Your instructions: Scan the records for the word "value". Return each line where it is found.

Recorded data:
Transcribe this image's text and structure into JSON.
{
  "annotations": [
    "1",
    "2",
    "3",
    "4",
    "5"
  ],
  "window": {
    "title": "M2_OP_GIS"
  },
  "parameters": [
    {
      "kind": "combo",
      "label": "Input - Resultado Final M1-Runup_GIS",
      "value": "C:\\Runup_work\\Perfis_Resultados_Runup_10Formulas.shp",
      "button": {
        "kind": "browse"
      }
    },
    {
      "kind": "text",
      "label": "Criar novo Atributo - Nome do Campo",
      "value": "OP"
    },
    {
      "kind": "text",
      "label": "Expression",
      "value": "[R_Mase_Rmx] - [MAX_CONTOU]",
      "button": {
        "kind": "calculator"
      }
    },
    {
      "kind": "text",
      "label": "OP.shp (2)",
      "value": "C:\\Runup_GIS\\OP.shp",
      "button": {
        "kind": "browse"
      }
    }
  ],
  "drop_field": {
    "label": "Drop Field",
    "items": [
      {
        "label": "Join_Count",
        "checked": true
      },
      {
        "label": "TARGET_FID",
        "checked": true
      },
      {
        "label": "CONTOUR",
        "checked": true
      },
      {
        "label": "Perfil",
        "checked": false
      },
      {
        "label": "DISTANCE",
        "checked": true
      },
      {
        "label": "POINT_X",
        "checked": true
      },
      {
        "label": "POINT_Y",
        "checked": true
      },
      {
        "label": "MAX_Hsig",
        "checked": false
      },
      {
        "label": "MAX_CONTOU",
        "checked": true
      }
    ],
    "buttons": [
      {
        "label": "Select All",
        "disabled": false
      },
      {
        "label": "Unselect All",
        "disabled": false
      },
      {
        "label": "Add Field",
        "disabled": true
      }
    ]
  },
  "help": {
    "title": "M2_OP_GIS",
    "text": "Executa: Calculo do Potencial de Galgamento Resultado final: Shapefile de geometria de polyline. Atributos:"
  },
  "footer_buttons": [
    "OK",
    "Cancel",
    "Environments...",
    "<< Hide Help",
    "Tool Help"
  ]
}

Exercise response:
      "value": "C:\\Runup_work\\Perfis_Resultados_Runup_10Formulas.shp",
      "value": "OP"
      "value": "[R_Mase_Rmx] - [MAX_CONTOU]",
      "value": "C:\\Runup_GIS\\OP.shp",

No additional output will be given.